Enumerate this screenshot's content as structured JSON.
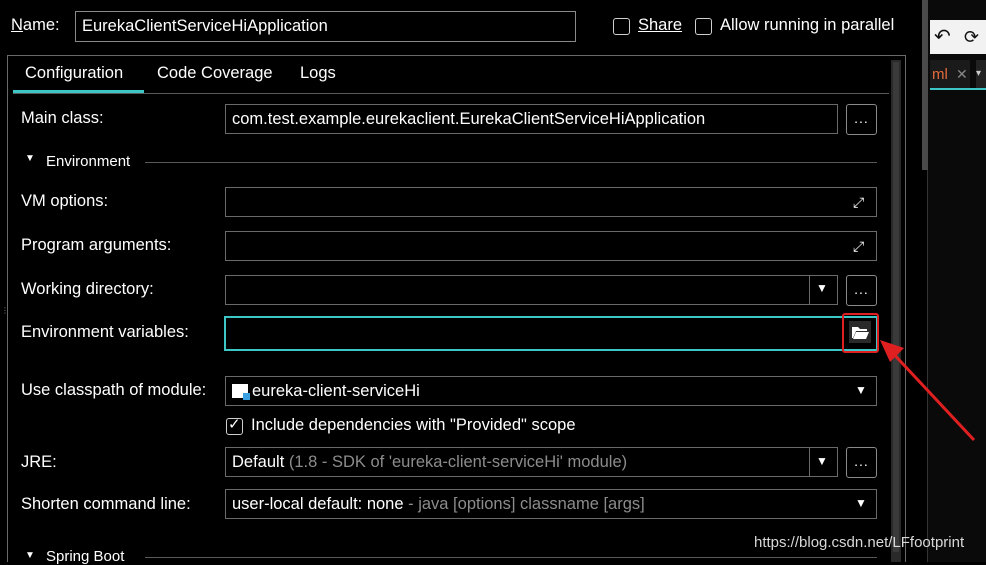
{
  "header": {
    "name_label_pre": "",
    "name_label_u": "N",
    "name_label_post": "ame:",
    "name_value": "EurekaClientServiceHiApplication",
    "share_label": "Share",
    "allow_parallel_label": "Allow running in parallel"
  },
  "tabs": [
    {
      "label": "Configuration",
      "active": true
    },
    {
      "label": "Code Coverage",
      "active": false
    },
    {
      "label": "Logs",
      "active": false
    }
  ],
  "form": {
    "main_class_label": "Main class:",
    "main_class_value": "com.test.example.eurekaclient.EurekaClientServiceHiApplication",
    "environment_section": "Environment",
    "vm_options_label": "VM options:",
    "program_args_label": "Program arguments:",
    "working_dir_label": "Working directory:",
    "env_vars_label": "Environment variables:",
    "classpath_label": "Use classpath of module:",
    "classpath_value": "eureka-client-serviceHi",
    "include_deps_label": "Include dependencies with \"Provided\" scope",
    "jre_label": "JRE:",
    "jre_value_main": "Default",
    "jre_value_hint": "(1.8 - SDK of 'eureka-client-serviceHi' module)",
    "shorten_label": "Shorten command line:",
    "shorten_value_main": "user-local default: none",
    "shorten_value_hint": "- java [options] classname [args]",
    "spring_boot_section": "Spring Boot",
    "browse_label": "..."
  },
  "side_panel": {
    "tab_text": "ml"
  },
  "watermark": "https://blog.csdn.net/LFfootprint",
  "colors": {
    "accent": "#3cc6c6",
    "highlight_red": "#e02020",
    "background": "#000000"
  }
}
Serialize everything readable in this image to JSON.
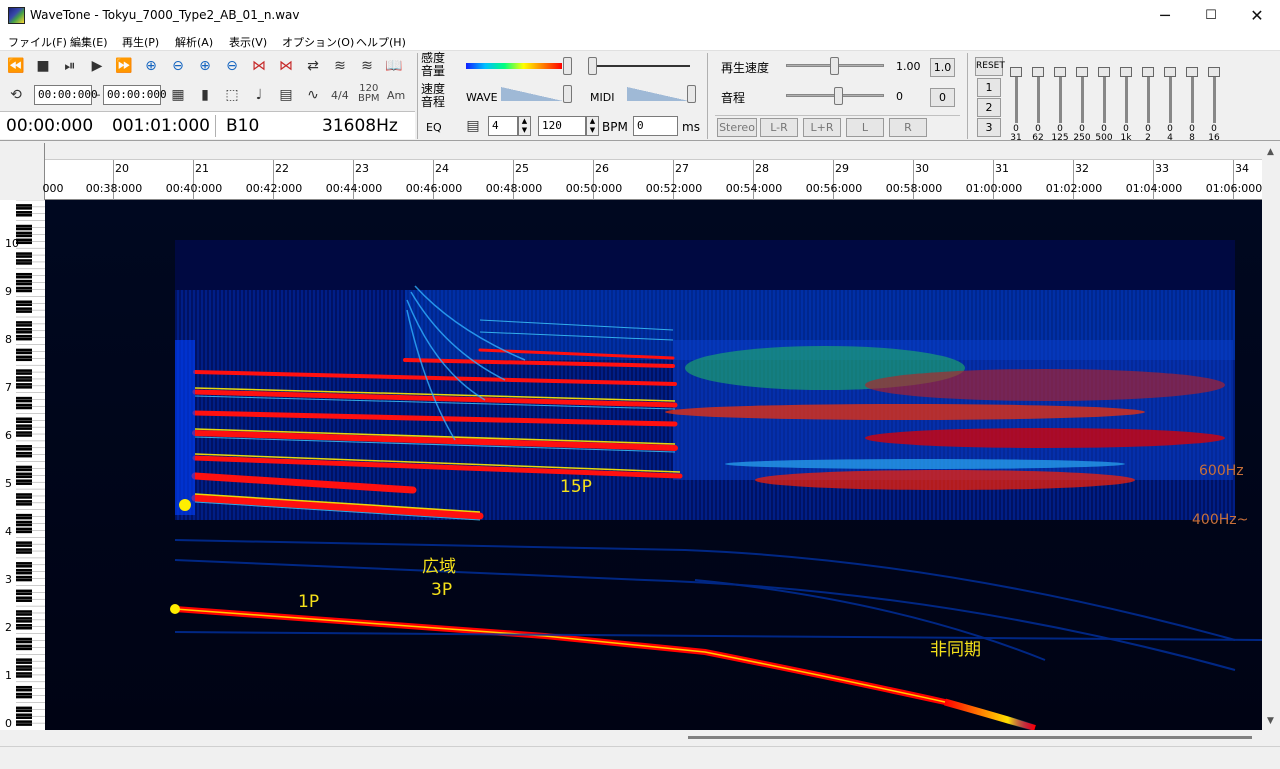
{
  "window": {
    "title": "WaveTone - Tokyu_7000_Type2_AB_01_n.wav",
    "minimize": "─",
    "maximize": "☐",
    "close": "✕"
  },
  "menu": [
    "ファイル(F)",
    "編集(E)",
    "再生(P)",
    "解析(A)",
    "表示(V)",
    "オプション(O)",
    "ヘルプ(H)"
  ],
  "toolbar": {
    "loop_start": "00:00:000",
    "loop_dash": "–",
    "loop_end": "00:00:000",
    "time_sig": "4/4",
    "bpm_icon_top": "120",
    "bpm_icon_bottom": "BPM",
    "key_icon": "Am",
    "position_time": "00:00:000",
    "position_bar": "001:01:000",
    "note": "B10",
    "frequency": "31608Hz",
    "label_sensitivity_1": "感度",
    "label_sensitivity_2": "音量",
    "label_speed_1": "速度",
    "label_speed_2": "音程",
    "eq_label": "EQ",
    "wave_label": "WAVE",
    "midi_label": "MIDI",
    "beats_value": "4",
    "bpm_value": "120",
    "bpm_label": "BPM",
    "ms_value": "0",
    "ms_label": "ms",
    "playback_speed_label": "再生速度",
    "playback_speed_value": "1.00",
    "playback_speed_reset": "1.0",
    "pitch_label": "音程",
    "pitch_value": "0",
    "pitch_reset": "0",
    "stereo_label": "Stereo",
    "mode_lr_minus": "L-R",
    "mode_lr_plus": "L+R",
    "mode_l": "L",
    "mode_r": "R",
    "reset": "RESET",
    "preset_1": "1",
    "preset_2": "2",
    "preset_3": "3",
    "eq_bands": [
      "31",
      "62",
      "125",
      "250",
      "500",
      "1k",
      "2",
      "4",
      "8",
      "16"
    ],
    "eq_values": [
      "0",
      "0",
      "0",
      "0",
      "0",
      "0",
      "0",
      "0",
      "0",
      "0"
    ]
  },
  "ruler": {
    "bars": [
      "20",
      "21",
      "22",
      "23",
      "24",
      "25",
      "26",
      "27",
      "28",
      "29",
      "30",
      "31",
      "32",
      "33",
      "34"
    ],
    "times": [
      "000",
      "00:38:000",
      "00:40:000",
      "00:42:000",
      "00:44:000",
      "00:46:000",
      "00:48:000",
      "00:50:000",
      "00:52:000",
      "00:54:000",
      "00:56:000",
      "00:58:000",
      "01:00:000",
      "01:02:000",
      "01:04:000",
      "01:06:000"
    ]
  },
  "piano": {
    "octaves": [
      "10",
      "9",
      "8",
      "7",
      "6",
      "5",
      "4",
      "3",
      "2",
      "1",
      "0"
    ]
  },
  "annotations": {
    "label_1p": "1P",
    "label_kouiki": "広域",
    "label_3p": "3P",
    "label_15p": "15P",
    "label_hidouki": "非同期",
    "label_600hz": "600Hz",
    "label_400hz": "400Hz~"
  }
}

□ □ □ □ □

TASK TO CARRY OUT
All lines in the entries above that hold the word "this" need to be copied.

ANSWER SPACE
Enumerate this screenshot's content as structured JSON.
Serialize everything readable in this image to JSON.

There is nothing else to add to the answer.